“The League has had some successes with several of its political campaigns. The achievement of persuading UNESCO to establish a project which would promote the Celtic languages and their cultures has already been mentioned. However, the League was instrumental in persuading the English National Trust to hand over the island bird sanctuary known as the Calf of Man to the Manx National Trust in 1986. The English National Trust had owned the small island off the south coast of Man for fifty years, in spite of the constitutional position of the Isle of Man and the fact that a Manx National Trust had come into being in 1951. The League began demonstrating outside the London National Trust Offices and took part in talks with the Trust, which immediately persuaded them to hand over the ownership of the island to their Manx counterparts.

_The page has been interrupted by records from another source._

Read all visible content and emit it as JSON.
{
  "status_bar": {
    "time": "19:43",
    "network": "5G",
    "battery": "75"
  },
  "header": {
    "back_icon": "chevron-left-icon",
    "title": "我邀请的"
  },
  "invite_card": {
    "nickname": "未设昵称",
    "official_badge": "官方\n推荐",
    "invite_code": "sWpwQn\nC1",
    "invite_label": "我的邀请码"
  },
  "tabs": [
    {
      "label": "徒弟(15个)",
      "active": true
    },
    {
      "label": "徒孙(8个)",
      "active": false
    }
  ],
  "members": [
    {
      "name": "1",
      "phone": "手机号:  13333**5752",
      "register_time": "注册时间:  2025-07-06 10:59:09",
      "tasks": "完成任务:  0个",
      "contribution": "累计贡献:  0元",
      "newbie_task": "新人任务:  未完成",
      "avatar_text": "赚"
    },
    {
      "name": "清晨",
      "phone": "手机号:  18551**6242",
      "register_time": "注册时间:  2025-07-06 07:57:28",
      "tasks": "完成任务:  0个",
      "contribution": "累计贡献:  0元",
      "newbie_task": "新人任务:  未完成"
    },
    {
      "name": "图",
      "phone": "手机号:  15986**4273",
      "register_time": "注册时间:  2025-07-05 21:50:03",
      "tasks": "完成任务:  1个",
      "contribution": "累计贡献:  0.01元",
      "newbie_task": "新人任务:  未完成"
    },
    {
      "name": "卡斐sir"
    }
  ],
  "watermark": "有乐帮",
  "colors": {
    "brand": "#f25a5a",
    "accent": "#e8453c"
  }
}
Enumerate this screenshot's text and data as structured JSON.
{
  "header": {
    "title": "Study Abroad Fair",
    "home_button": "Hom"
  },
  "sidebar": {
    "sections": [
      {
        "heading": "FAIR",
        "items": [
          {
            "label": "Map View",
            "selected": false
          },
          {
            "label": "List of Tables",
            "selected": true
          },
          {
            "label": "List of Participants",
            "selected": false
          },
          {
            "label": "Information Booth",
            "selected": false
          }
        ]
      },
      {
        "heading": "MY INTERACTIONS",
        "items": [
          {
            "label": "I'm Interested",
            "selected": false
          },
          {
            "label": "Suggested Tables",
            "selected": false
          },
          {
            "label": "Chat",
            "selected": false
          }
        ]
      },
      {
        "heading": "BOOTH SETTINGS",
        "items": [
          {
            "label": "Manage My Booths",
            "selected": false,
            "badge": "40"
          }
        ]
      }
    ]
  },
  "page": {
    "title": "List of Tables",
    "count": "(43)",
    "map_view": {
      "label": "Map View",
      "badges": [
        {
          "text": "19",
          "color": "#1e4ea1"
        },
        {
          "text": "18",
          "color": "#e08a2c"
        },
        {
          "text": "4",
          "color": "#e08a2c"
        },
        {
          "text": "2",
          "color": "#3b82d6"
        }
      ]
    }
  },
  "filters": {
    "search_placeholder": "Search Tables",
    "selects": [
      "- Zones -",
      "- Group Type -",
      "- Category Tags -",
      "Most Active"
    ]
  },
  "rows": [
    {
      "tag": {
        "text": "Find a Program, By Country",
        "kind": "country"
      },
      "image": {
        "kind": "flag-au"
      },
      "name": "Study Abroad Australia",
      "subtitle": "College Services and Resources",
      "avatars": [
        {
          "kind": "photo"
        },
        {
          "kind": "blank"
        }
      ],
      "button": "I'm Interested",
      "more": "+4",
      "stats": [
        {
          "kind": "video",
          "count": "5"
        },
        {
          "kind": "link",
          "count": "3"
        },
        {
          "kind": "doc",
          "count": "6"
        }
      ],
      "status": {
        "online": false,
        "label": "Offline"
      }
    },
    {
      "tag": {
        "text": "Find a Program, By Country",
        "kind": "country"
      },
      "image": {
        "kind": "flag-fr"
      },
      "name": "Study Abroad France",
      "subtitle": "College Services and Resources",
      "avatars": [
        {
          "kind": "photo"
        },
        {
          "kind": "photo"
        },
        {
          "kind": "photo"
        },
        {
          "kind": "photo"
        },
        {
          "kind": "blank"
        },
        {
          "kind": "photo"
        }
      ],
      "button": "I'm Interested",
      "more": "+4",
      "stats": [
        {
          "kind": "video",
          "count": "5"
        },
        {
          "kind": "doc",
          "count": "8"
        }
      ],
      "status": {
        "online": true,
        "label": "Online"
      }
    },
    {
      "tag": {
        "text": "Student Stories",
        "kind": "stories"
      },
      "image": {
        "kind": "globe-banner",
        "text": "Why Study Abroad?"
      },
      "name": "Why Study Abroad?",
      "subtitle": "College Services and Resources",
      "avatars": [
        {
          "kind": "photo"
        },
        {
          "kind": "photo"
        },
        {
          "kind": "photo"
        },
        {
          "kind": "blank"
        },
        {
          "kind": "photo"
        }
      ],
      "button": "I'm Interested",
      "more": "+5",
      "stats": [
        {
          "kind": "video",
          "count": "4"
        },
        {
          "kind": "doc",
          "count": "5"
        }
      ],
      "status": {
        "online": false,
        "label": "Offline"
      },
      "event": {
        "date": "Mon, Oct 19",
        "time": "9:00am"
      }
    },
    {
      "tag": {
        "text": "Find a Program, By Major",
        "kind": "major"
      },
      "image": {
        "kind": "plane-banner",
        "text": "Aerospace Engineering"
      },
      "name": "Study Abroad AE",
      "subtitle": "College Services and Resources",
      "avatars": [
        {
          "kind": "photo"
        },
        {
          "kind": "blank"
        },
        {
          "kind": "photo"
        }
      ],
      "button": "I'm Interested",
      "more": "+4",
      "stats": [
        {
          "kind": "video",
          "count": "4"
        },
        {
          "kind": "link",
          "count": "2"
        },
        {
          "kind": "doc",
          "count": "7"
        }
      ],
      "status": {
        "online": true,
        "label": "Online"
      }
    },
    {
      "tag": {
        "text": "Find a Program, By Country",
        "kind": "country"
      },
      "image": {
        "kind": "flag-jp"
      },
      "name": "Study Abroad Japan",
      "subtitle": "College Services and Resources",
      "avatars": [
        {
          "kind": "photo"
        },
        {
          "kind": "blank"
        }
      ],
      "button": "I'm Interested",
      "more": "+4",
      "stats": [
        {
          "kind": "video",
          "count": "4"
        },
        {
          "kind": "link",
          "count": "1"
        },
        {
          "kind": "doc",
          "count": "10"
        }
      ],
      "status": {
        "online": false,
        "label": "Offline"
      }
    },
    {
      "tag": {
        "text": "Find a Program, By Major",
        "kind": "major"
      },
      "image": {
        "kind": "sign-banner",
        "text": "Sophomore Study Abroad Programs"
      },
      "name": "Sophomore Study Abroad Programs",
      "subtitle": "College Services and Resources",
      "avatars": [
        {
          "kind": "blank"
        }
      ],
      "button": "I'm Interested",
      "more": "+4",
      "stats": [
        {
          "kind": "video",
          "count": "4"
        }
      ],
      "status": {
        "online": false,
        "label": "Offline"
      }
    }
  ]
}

Rather than show gratitude to the Celtic League, the Manx National Trust was highly embarrassed by the fact that since 1951 they themselves had done nothing to urge the return of the Calf of Man from the English National Trust. They blamed the League for ‘interference’ and refused to invite representatives of the League to the ‘handing over’ ceremony. This only provoked more publicity for the League and showed the Manx National Trust in a bad light.”
That very day the two London branch officials received a commitment from the still bemused ENT officers that they had no objection to transferring ownership for a peppercorn amount. This eventually took place.

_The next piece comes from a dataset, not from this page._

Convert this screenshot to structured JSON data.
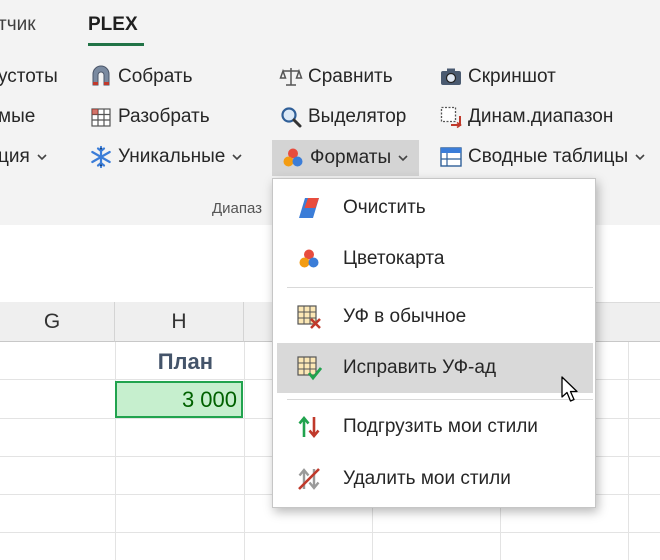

As Beresford Ellis records the Manx National Trust then tried to rewrite history and say it was negotiating the return at the time. However they and the public knew well that MNT had sat on its hands over the issue for over thirty years when the Calf passed to the ENT in 1951 it was only after the event that they moved as correspondence which they never published would show.
They also quite petulantly refused to invite any League representative to the handover provoking a quite stinging front page and commentary from one of the IOM Newspapers of the day.

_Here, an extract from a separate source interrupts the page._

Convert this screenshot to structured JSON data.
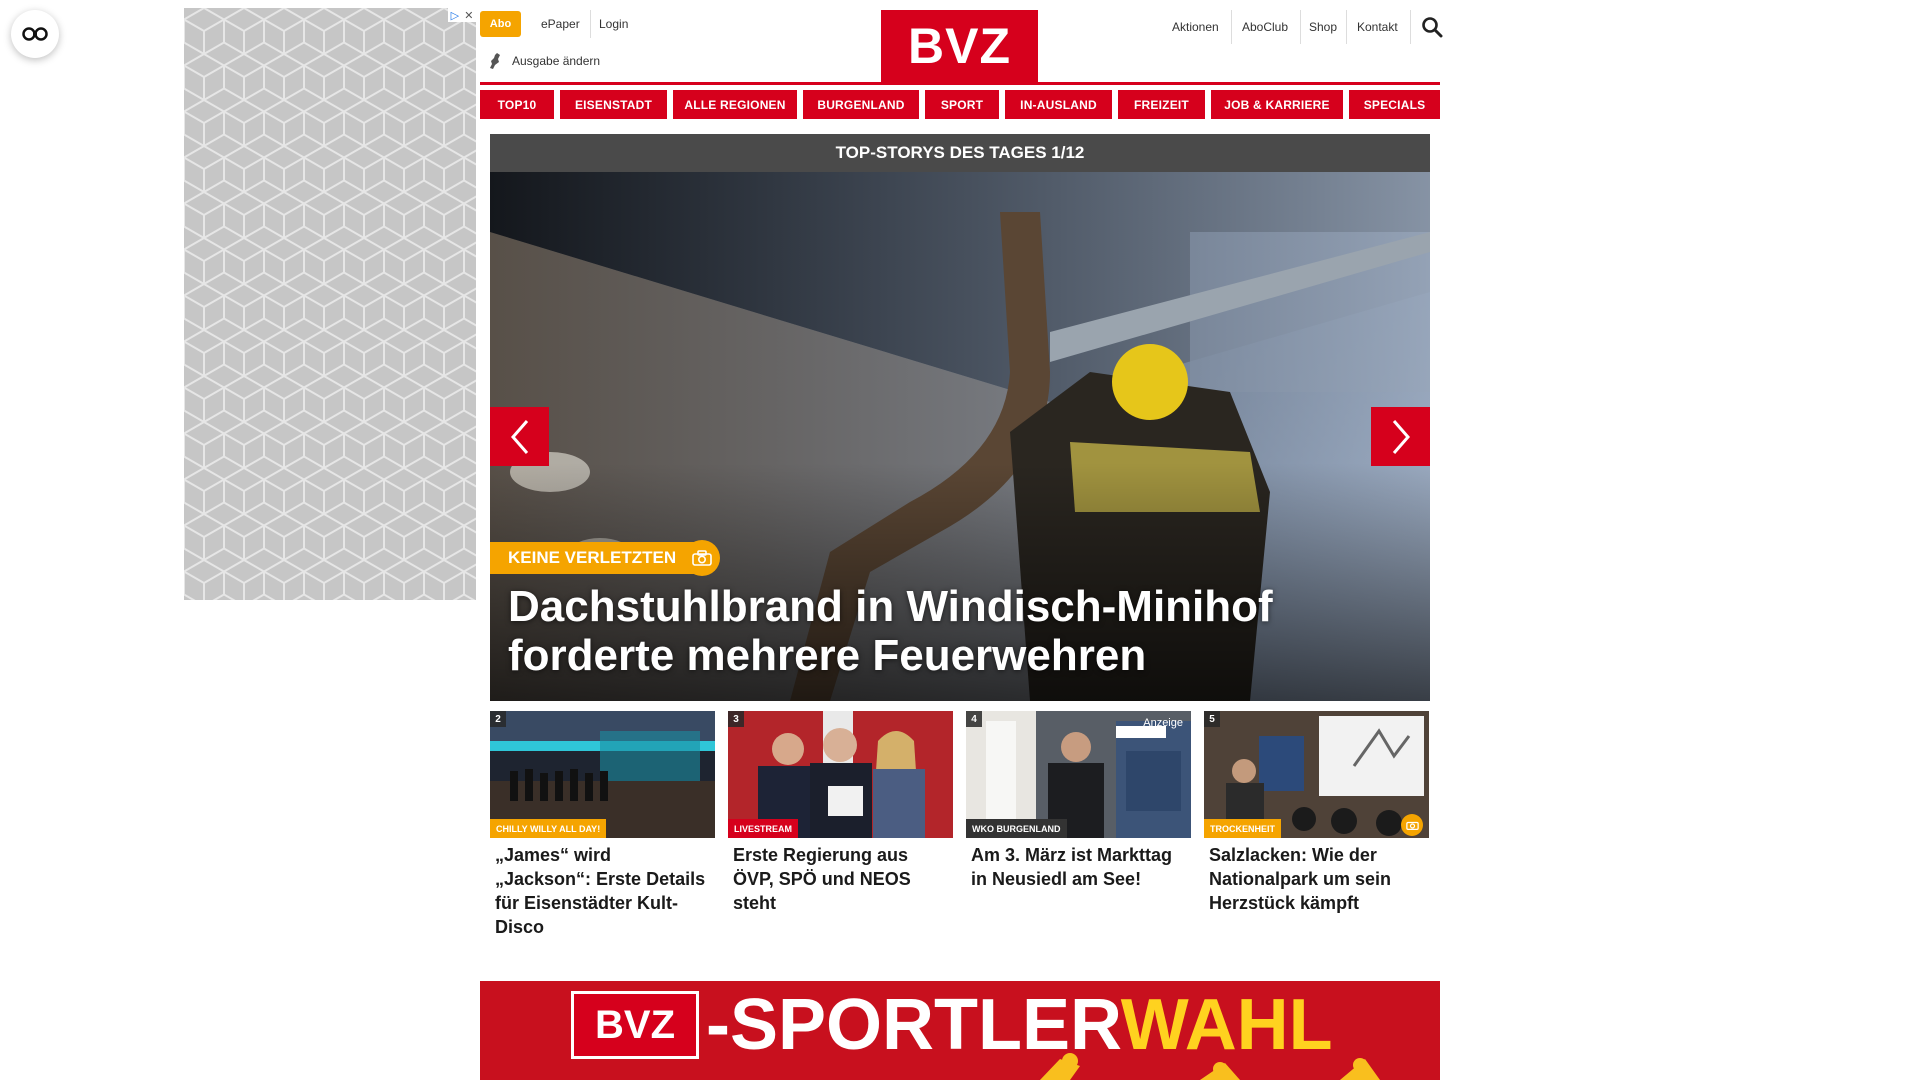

The two architects of the demo Seamus O Coileain (Celtic League Director of Information and the Secretary of the London Branch) and Padraig O Conchuir (the London branch Press Officer) for the League did get to visit the small Island a year later (see related link) having run the ‘Calf Rustlers of the Rock’!
Sadly, both Seamus and Padraig and Ivor Kenna who was at the demo are now deceased but we owe them and the other members of the London branch at the time, a great debt.
2) The Celtic Dawn by Peter Beresford Ellis (Page 131) published by Constable ISBN 0 09 4727708 (hardback). The book now in its second addition is available in hard or soft back and is an excellent account of the history of various Inter Celtic movements.
Page 23 Picture of Seamus O Coileain and Padraig O Conchuir – obviously enjoying their day out on the Calf on the 1st anniversary of its return.
Main image: Calf of Man from the mainland the small Island in the foreground is Kitterland – Inset: London branch Celtic League poster.
Celtic League (5th October 2023)